Jake T. Austin as Yankee Irving (voice)
Rob Reiner as Screwie (voice)
Whoopi Goldberg as Darlin’ (voice)
Cherise Boothe as Rosetta Brewster (voice)
Brian Dennehy as Babe Ruth (voice)
Ed Helms as Hobo Louie (voice)
Richard Kind as Hobo Andy/Maitre (voice)
William H. Macy as Lefty Maginnis (voice)
Marcus Maurice as Willie (voice)
Amanda Parsons as Emily Irving (voice)
Mandy Patinkin as Stanley Irving (voice)
Dana Reeve as Emily Irving (voice)
Raven as Marti Brewster (voice)
Ron Tippe as Hobo Jack (voice)
Joe Torre as Yankees’ Manager (voice)
Robert Wagner as Mr. Robinson (voice)
Forest Whitaker as Lonnie Brewster (voice)
Robin Williams as Napoleon Cross (voice)
“Everyone’s Hero” is most notable for being the last project Christopher Reeve worked on. It features a great cast and an interesting setting, but the plot is quite predictable and the ending doesn’t fit the rest of the movie. Kids will still love it.
In 1932, Yankee Irving is a young New York Yankees fan. Despite loving the sport, none of the other kids want him on their team when they play in the sandlot. Yankee is sad and depressed until he finds a baseball named Screwie that inexplicably talks. However, things turn bad when his father, who happens to work at Yankee Stadium, is fired after Babe Ruth’s baseball bat Darlin’ is stolen during his shift. To make matters worse, Yankee’s father blames him for the disappearance of the bat.
With the Yankee’s World Series run on the line and his father’s job to save, Yankee goes on a quest to recover the bat. Thus ensues a cross country chase as Yankee and Screwie attempt to outrun the thief, a Cub’s pitcher named Lefty, and return Darlin’ to Babe Ruth in time to win the World Series.
“Everyone’s Hero” is rated G.

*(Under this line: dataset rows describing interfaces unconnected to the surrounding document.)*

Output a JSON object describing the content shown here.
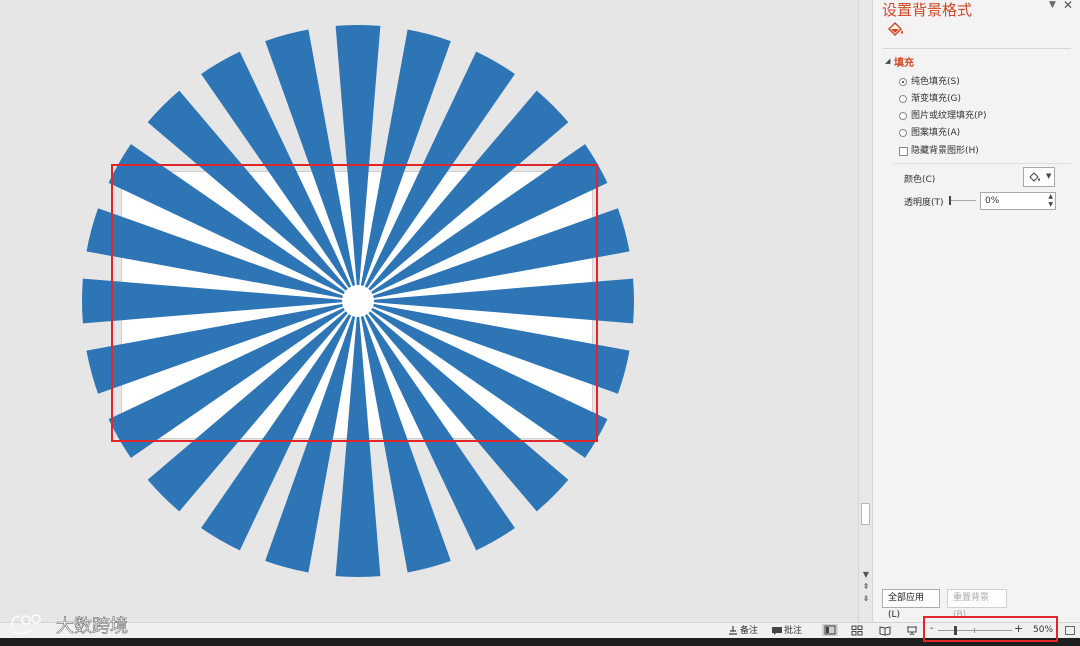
{
  "pane": {
    "title": "设置背景格式",
    "section_fill": "填充",
    "fill_options": [
      {
        "label": "纯色填充(S)",
        "selected": true
      },
      {
        "label": "渐变填充(G)",
        "selected": false
      },
      {
        "label": "图片或纹理填充(P)",
        "selected": false
      },
      {
        "label": "图案填充(A)",
        "selected": false
      }
    ],
    "hide_bg_graphics": {
      "label": "隐藏背景图形(H)",
      "checked": false
    },
    "color_label": "颜色(C)",
    "transparency_label": "透明度(T)",
    "transparency_value": "0%",
    "apply_all_label": "全部应用(L)",
    "reset_bg_label": "重置背景(B)"
  },
  "statusbar": {
    "notes_label": "备注",
    "comments_label": "批注",
    "zoom_value": "50%",
    "zoom_minus": "-",
    "zoom_plus": "+"
  },
  "watermark": {
    "text": "大数跨境"
  },
  "colors": {
    "ray_blue": "#2e75b6",
    "accent_orange": "#d24726",
    "highlight_red": "#e0252b"
  },
  "icons": [
    "fill-bucket-icon",
    "notes-icon",
    "comments-icon",
    "normal-view-icon",
    "slide-sorter-icon",
    "reading-view-icon",
    "slideshow-icon",
    "fit-slide-icon"
  ]
}
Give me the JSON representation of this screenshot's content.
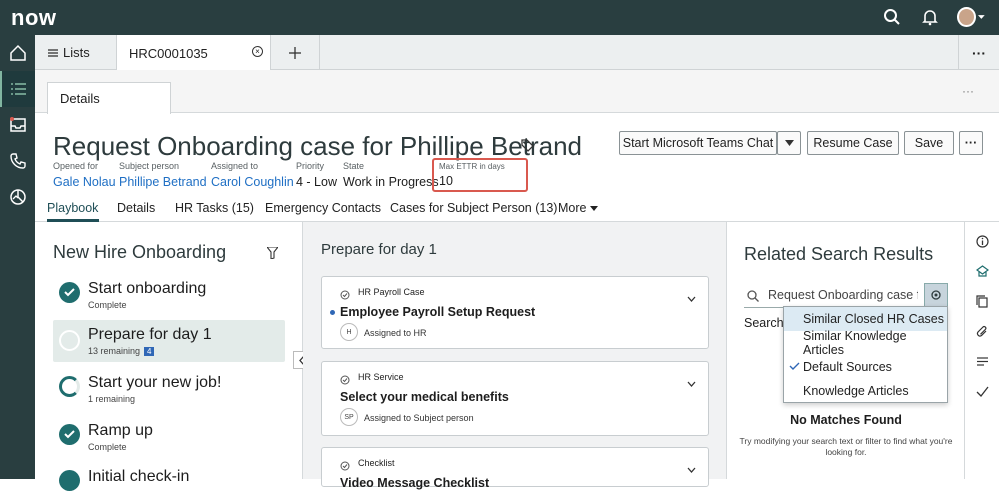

What surprised me most about “Everyone’s Hero” was the final credits. I went into this movie knowing nothing about the film. I was more than a little surprised to see that Christopher Reeve directed the movie and produced it. His wife Dana Reeve also produced it and was the voice of Yankee’s mom. It turns out this was the project they were working on when he died. The rest of the credits were also a surprise. Some of the voices I could identify immediately like Brian Dennehy, Richard Kind, and William H. Macy. Others like Whoopi Goldberg, Rob Reiner, and Forest Whitaker were a little harder to spot. But strangest of all was the fact that Robin Williams was uncredited in the film. I don’t know why he didn’t want credit considering he and Reeve were friends, but his name is nowhere to be seen in the credits despite having a very distinctive voice. Anyway, it was cool to see so much talent behind what was obviously Christopher Reeve’s dream project.
Besides the great voice cast, “Everyone’s Hero” has some nice animation. While there’s nothing groundbreaking about it, the things I strangely noticed most were the backgrounds. They looked like 2-D paintings thrown into a 3-D world. It was an interesting artistic effect that gave the film a unique look. The action scenes are also particularly well animated. A chase scene that takes place across two trains was quite exciting and well choreographed.
“Everyone’s Hero” is an interesting sports film for kids. I took my 4 ½ year old boy and 7 ½ year old daughter and both of them enjoyed it. I would have thought they’d be bored by a film set in the 1930’s that highlights Babe Ruth, the World Series, the Negro League, and other sports fixtures. Quite the opposite was true. While they haven’t been quoting baseball stats, they have been quoting “My head! My butt” a week later.
What Didn’t Work:
“Everyone’s Hero”‘s biggest problem is that it is utterly predictable. You can guess what’s going to happen with very little effort. It’s even easier to guess the plot if you’ve seen the commercials. Unfortunately, the one unpredictable portion of the story, the ending, also happens to be a major weak point. I can’t discuss it here without getting into spoilers, but it didn’t fit the otherwise realistic yet dreamlike feel of the movie (well, as realistic as a film about a talking ball and bat can be).
“Everyone’s Hero” also attempts to elevate Babe Ruth to sainthood. Not since “Lilo & Stitch” made Elvis into a wholesome childhood hero has a kid’s film so blatantly attempted to rewrite history. This movie deftly sidesteps Ruth’s alcoholism, profanities, and woman chasing and makes him seem like Mister Rogers.
This movie is also set in the 1930’s, yet it relies on modern pop music in the soundtrack. It didn’t really fit the movie well and some period music would have felt a lot more natural. There are a number of other anachronisms in the movie, too.
The Bottom Line:
Kids will enjoy “Everyone’s Hero”. Adults will probably enjoy it, too, but find it forgettable just like many of the other computer animated films this year.